Look through the lines below and copy each one that includes "구급상황관리센터".

** Data supplied follows **

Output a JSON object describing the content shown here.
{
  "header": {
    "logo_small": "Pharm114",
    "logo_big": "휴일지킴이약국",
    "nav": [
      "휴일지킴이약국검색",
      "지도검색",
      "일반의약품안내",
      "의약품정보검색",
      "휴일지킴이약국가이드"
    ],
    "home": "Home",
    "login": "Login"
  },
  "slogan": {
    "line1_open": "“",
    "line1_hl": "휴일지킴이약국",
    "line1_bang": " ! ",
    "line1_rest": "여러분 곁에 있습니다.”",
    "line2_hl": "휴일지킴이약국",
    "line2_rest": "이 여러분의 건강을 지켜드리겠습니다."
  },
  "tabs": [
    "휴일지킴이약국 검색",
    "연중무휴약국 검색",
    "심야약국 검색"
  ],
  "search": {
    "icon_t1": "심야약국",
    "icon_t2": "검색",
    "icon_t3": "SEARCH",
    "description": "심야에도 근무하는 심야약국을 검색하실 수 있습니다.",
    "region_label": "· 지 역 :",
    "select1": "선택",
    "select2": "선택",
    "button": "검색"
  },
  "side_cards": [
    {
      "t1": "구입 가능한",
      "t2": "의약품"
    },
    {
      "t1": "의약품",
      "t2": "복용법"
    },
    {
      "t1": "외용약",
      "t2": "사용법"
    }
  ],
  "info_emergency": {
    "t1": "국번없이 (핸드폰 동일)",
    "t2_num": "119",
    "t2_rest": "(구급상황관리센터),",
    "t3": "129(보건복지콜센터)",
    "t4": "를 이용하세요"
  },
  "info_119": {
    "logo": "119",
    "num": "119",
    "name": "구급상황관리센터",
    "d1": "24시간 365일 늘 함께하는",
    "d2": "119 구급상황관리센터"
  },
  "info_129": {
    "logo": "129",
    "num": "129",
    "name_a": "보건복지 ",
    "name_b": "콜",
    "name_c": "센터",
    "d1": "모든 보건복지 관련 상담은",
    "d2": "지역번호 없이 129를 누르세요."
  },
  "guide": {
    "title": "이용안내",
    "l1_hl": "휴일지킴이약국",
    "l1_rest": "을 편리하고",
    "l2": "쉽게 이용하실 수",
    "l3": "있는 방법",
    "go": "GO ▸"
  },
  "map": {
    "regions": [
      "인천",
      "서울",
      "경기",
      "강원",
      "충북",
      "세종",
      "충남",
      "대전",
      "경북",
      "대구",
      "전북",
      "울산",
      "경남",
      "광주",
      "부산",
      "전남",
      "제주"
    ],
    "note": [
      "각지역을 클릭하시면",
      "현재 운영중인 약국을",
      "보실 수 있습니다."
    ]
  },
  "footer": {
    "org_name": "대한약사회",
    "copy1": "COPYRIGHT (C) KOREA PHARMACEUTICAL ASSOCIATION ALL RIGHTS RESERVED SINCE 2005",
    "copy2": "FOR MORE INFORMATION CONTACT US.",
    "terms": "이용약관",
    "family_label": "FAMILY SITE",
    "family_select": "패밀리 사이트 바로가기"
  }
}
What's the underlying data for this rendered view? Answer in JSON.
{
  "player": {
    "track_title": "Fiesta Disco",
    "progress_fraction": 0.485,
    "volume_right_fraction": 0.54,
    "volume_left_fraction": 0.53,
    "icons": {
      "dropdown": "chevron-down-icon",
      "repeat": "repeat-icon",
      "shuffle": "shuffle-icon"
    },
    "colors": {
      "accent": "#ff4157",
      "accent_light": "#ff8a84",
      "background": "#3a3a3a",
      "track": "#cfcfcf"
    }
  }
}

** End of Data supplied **

## Answer box:
    "t2_rest": "(구급상황관리센터),",
    "name": "구급상황관리센터",
    "d2": "119 구급상황관리센터"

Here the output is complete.